We are delighted to have Lenzing Group as our sponsor and helping us in our effort to introduce more sustainable fibres to the fashion industry, increase visibility of sustainable innovations, inform, educate and inspire the fashion community to work with fibres and fabrics with a lower environmental impact. Lenzing Group is committed to the principles of sustainable management with very high environmental standards and can underscore this commitment with numerous international sustainability certifications for its business processes as the most sustainable company in the sector. http://www.lenzing.com/en/responsibility/economic-responsibility/certifications.html
Lenzing’s quality and innovative strength set global standards for cellulose fibers. With 79 years of experience in fiber production, the Lenzing Group is the only company in the world which is able to produce significant volumes of all three cellulose fiber generations.
We are particularly excited by Lenzing Group’s new RefibraTM branded fiber, alyocell fiber, made from pulp that contains cotton scraps left over from cutting clothes and wood. With the Refibra™ fiber Lenzing has initiated an important step towards circular economy for textiles. The TENCEL® fiber won the EU prize for the most ecofriendly production process thanks to its closed loop production of more than 99% and its use of bioenergy. Wood as a renewable raw material from sustainable sourcing is another important aspect when it comes to the sustainability of TENCEL® fibers. The Refibra™ fibers now combine both advantages – the recycling of cotton scraps and the most sustainable of fiber technologies. The fiber is produced in the lyocell process. Lenzing is the first manufacturer to offer cellulose fibers featuring recycled material on a commercial scale and is a pioneer with this technology.

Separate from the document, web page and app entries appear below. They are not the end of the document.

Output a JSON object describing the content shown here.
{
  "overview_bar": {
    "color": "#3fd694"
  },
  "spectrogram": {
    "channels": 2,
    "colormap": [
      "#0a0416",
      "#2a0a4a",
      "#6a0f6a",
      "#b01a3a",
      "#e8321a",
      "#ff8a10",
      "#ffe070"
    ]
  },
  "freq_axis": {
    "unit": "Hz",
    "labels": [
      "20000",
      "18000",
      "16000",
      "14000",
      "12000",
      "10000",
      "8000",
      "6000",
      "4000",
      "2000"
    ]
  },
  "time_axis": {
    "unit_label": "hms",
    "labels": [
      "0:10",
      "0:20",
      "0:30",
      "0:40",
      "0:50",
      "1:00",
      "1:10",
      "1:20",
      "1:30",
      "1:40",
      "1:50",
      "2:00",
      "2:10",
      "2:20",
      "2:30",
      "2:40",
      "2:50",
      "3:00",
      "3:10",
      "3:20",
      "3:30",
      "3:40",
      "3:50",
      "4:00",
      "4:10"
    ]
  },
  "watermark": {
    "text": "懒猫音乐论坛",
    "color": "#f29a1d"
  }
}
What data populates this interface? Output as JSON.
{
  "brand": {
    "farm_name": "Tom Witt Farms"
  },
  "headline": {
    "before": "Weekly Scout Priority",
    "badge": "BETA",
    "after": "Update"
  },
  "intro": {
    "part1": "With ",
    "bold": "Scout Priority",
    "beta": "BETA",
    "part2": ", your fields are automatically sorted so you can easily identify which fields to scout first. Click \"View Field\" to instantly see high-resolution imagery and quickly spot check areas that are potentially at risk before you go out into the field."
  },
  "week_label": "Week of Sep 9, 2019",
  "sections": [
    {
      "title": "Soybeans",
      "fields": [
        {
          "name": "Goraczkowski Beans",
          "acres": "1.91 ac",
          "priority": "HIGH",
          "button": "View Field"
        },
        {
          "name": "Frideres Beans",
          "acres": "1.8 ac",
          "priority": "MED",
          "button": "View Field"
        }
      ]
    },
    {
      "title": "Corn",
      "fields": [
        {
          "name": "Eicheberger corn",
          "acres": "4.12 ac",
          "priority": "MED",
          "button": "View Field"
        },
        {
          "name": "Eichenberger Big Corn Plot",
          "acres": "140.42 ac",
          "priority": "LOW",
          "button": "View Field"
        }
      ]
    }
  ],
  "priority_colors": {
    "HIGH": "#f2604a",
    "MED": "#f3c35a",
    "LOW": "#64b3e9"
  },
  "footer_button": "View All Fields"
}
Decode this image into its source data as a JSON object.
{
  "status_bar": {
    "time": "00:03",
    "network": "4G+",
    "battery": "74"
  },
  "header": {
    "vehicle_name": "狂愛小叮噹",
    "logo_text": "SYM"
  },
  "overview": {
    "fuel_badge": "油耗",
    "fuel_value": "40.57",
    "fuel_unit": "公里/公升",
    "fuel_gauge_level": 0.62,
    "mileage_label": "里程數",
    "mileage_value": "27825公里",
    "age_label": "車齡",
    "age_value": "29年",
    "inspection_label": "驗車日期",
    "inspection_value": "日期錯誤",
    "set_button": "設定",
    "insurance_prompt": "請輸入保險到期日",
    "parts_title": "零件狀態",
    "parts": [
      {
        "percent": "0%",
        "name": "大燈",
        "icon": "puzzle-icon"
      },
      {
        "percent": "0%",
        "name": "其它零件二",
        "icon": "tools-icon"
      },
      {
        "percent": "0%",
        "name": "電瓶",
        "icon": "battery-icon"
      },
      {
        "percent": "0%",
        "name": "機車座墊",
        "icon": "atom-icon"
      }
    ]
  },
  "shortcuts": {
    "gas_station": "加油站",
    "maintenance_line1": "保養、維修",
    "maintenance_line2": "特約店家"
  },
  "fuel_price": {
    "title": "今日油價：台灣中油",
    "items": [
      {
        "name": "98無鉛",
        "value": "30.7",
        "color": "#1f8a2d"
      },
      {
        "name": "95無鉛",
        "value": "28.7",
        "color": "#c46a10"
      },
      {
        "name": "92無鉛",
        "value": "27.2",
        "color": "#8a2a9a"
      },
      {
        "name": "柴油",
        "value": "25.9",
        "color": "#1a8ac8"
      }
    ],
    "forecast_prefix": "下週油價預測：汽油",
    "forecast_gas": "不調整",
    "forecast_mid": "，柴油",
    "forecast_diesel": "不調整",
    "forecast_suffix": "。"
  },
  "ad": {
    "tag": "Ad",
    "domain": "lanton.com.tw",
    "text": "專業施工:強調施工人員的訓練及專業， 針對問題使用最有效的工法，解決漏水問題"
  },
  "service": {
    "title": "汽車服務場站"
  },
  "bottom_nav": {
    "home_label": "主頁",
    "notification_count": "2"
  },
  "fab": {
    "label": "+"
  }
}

The group is headquartered in Austria, and operates production sites in all major markets as well as has a worldwide network of sales and marketing offices.